Monday, 11 January 2010

Back to normality

After all the snow and ice, things are finally starting to return to normal with the melting slush. This is the bit about the snow I hate. I love love love the proper white stuff, but when it starts going all mushy and brown, I can take or leave it. The kids are back at school for the start of what I hope is a normal week. And I am finally able to put into practice my New Years resolution of committing to writing on a daily basis.

I have been writing morning pages for a few months now. I can't believe how beneficial this has become for me. There is something about splurging onto paper your conscious niggly worries, things that have been keeping you awake, scraps of dreams and strange semi-conscious thoughts. There is something about those few minutes of dream-like state after waking that enables you to almost cross the rubicon into your subconscious. And knowing you never have to read anything you have written ever again is a liberation. I'm sure that a lot of what comes out of me is absolute rubbish, stuff and nonsense. But it doesn't matter. It is the act of doing it that is important.

So, I have been writing three or four pages daily in the mornings, but I want to build on that by embarking on a longer project, on which I will work every day.

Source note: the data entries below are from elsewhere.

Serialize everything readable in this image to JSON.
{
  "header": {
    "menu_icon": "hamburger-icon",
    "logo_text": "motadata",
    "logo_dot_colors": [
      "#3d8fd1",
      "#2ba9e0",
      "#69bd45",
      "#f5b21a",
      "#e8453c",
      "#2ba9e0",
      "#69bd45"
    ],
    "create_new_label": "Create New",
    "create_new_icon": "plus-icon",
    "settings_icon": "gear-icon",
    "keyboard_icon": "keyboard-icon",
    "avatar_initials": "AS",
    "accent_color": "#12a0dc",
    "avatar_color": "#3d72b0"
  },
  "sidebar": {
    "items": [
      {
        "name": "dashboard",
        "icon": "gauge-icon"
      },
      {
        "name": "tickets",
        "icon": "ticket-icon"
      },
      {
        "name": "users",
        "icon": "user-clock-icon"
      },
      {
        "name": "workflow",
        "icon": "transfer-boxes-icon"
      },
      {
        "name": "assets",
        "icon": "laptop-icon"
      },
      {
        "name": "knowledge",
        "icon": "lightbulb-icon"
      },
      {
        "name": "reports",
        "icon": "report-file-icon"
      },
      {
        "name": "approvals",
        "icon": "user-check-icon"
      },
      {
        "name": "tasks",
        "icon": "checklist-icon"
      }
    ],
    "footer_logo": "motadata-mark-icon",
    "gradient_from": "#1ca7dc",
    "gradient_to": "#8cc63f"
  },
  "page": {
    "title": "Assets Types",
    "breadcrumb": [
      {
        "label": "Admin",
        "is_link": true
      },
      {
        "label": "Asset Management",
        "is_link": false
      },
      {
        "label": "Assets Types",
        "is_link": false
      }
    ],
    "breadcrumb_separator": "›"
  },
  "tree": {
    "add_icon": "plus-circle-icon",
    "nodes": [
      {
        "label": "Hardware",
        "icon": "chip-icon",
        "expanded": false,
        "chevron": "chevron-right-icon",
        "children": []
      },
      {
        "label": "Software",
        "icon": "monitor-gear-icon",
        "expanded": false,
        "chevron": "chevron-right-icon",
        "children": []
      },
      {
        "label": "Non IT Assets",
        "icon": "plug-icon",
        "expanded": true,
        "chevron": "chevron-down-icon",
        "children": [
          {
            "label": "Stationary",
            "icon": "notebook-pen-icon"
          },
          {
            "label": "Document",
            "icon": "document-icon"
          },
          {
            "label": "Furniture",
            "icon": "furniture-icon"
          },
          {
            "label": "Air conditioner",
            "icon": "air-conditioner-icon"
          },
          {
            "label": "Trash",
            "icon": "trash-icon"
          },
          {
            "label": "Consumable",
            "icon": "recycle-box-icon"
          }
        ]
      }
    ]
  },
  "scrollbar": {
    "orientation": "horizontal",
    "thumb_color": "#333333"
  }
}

Ideally I would like to get 1000 words down every day that I have free time (that's 4 days a week) so 4000 words a week.

That's the goal.

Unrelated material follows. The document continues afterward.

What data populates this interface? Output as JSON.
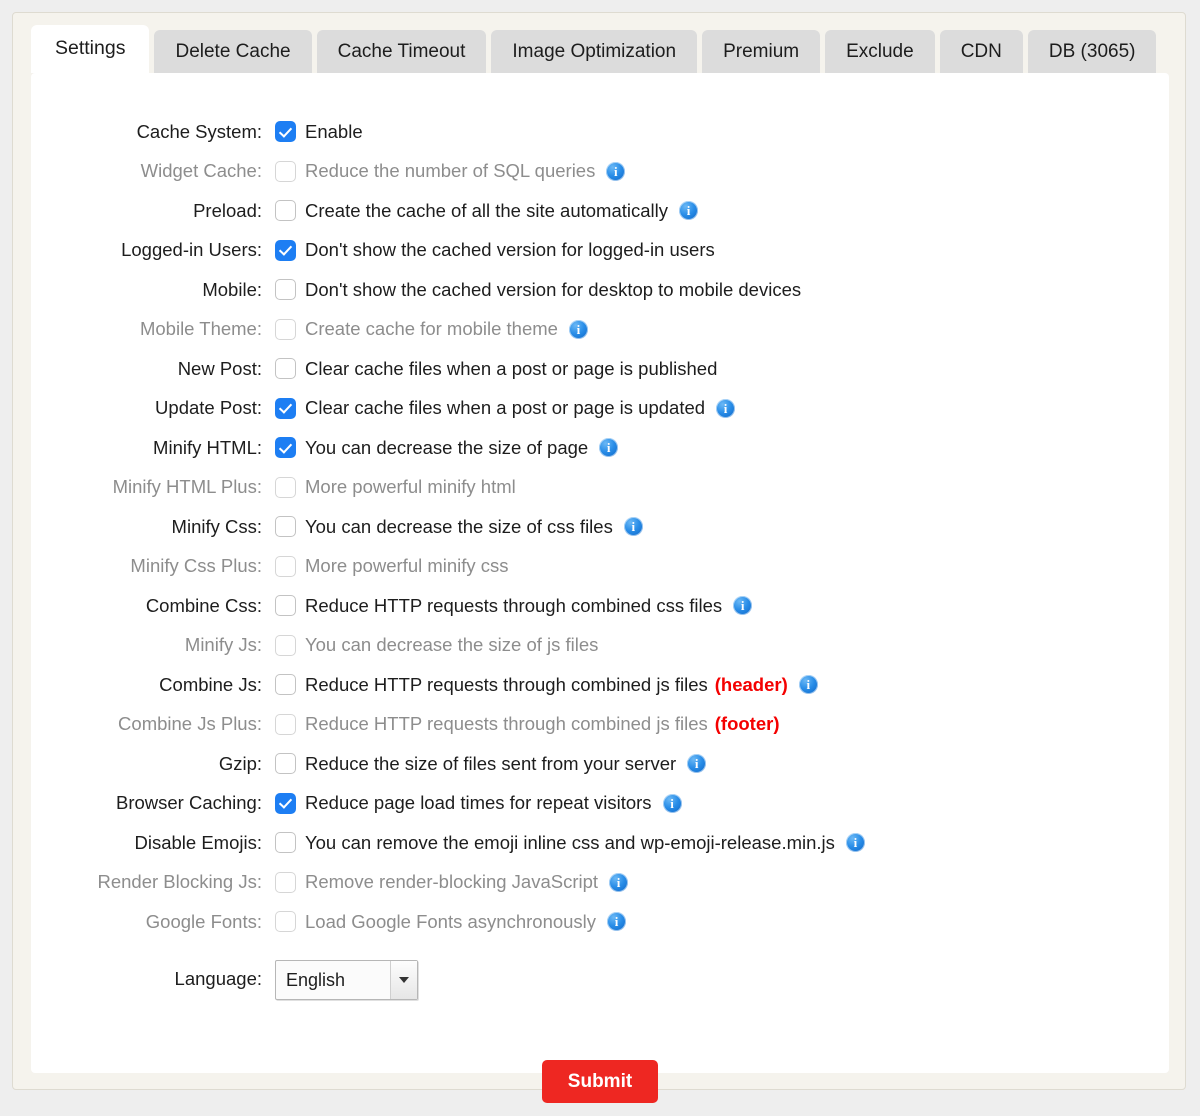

This is the first day.

Let's see what happens....

Monday, 4 January 2010

New Year's here...

I have been neglecting this blog terribly. In fact, I've been neglecting a lot of things terribly, particularly when it comes to my own creative work. Somehow, being a mum of small kids, and not working, being quite well-organised and quite busy, all adds up to people asking you to do things for them. All the time. So since September I have been really quite bad at saying no, bad at prioritising my tasks, bad at treating my own creative work with the seriousness it deserves. I have been good at being occupied with lots of tasks for other people, but who wants that on their headstone - ''She was always busy".

So, my resolution to myself this New Year is to cut down my outside commitments, and bulk up my inside ones - the ones to my writing and music and creative things.
Because they are commitments in the truest sense and if they are not met, then the balance of life is not right. And resentment and discontentment creep in. And no-one wants that.

So let's raise a glass to acknowledging those deepest commitments, and stepping towards meeting them in 2010.